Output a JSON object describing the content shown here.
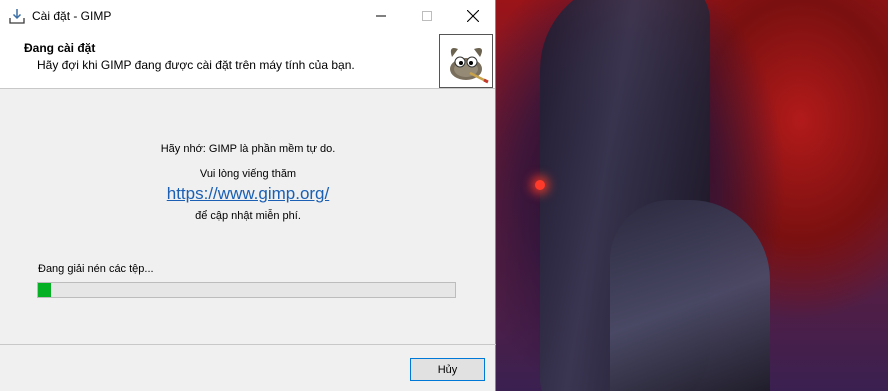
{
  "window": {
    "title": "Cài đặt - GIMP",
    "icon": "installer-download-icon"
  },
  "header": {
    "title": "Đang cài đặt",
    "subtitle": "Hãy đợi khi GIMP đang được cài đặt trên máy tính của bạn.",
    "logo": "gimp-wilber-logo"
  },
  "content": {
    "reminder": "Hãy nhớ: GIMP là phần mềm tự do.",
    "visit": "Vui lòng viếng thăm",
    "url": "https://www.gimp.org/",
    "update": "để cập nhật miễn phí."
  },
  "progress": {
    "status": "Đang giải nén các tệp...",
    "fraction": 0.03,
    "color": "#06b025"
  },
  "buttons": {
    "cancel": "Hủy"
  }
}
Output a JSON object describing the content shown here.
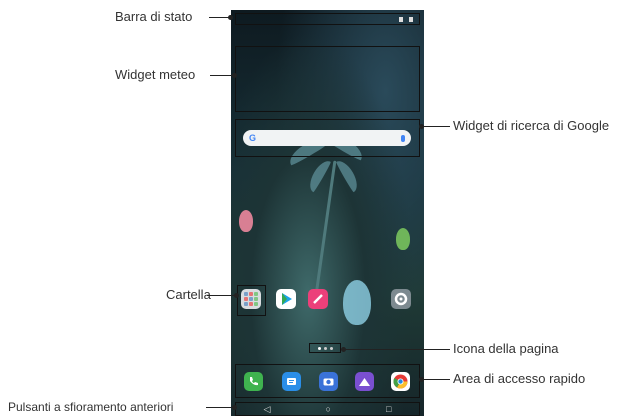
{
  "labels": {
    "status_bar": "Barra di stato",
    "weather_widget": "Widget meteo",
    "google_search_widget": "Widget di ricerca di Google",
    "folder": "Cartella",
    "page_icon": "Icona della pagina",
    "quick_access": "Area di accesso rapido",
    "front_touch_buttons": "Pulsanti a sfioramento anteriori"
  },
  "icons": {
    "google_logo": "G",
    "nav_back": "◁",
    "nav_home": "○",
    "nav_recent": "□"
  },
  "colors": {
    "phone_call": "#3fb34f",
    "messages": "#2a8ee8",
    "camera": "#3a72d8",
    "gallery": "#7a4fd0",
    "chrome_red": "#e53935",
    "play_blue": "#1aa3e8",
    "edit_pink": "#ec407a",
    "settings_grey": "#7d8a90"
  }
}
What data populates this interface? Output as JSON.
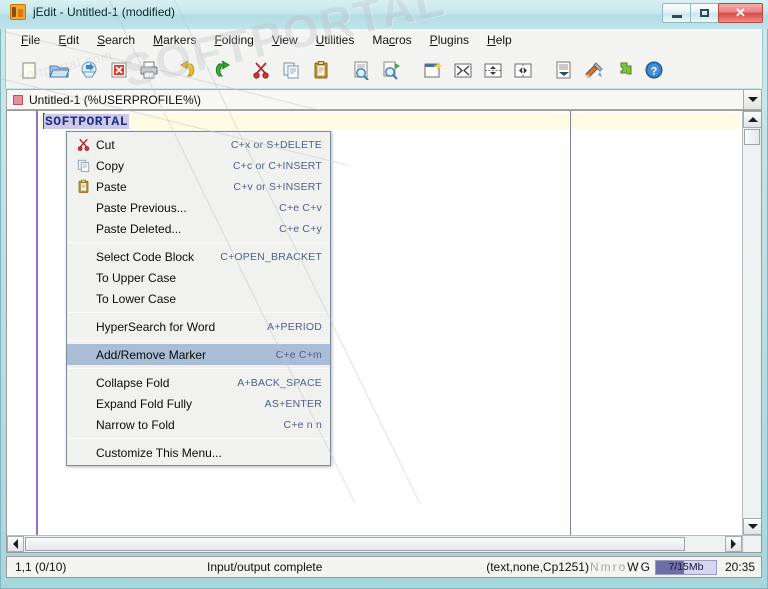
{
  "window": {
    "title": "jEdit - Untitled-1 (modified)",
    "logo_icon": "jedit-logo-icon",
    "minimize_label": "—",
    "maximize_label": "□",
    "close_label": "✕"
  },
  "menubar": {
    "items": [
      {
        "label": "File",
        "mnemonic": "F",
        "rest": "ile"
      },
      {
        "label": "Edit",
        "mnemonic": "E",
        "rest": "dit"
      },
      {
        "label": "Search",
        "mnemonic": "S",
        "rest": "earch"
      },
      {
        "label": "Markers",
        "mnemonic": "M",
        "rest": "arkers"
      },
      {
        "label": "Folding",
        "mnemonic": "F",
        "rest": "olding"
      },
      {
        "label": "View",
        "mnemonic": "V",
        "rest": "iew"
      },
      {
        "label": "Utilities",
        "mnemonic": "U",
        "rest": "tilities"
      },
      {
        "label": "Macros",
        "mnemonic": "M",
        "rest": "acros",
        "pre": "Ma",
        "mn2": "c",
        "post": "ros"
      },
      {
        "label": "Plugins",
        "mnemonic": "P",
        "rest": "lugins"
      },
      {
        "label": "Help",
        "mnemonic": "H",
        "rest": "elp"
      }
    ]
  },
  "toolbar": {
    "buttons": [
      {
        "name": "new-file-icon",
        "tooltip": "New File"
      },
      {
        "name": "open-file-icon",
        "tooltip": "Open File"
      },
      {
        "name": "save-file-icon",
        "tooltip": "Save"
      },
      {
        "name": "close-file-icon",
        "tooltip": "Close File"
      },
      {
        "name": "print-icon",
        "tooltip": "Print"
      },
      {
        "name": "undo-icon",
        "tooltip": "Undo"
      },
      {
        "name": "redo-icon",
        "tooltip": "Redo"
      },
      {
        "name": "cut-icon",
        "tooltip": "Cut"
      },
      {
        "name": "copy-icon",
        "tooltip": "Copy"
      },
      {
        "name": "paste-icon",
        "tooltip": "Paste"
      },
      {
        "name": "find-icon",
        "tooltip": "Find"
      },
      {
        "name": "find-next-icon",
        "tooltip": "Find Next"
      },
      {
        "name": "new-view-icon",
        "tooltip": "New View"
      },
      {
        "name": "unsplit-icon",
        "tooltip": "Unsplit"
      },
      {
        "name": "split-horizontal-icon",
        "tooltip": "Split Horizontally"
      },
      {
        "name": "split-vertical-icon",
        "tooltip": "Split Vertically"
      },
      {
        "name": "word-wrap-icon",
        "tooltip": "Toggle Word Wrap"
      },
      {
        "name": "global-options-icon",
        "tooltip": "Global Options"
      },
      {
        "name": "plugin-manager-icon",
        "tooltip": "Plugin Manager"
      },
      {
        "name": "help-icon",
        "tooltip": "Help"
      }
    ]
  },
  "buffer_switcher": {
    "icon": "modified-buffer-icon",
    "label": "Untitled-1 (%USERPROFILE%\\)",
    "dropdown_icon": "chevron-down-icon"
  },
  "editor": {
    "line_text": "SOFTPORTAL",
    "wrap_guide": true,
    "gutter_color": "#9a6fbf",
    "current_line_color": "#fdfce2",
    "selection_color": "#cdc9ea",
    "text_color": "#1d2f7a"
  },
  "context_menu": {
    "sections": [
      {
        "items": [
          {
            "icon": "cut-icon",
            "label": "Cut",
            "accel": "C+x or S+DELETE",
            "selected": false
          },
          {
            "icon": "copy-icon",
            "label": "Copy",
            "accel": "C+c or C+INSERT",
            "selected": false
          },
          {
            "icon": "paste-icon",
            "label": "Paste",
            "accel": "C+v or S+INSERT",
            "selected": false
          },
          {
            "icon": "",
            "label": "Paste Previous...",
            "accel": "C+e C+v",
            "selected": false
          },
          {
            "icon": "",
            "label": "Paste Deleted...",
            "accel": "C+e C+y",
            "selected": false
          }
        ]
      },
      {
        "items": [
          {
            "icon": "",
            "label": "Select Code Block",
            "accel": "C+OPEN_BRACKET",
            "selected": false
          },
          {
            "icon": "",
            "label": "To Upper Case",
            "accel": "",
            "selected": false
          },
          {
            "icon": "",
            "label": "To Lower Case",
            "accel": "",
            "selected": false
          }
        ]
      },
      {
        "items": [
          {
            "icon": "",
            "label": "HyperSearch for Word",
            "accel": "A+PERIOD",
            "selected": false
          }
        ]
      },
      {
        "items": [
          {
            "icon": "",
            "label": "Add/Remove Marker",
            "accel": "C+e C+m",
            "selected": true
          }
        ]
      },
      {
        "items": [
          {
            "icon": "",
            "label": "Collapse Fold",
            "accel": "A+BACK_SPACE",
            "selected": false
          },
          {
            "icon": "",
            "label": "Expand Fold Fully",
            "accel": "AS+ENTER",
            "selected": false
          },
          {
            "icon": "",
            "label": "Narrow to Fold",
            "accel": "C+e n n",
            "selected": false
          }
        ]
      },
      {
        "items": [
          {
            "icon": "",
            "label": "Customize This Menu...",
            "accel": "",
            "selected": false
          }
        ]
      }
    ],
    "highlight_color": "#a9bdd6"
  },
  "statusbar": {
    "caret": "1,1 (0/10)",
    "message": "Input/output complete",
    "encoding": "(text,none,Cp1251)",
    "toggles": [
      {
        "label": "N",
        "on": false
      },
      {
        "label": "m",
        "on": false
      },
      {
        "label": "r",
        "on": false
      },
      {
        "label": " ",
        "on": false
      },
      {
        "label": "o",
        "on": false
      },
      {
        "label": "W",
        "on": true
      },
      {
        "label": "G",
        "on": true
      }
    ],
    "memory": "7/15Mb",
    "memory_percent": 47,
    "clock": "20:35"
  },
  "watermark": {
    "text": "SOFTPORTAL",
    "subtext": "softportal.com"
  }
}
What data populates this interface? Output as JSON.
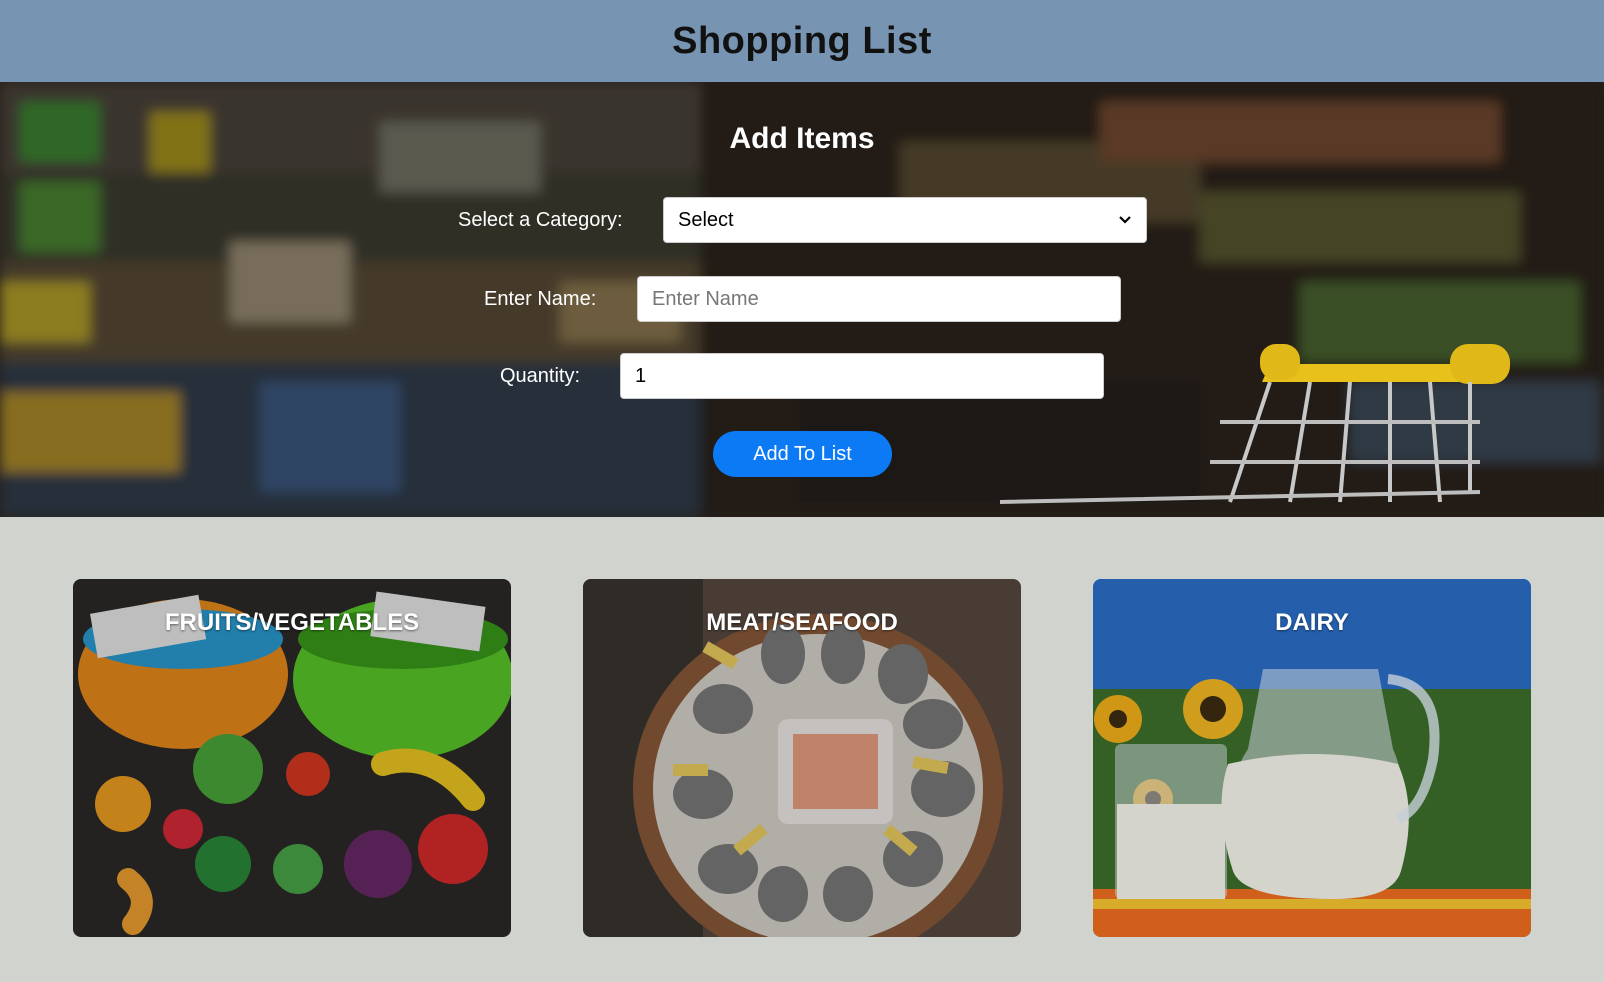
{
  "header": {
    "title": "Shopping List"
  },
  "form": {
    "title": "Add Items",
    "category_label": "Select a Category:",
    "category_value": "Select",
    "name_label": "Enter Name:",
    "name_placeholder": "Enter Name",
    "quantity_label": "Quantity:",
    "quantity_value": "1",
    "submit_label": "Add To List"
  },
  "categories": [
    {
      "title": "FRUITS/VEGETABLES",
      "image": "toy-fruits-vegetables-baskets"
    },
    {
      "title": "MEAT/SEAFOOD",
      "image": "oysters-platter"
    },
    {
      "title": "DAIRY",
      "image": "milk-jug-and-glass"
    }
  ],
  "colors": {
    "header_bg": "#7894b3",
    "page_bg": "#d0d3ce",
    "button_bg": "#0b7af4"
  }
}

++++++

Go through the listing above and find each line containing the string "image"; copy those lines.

RESULT OF THIS EXERCISE:
      "image": "toy-fruits-vegetables-baskets"
      "image": "oysters-platter"
      "image": "milk-jug-and-glass"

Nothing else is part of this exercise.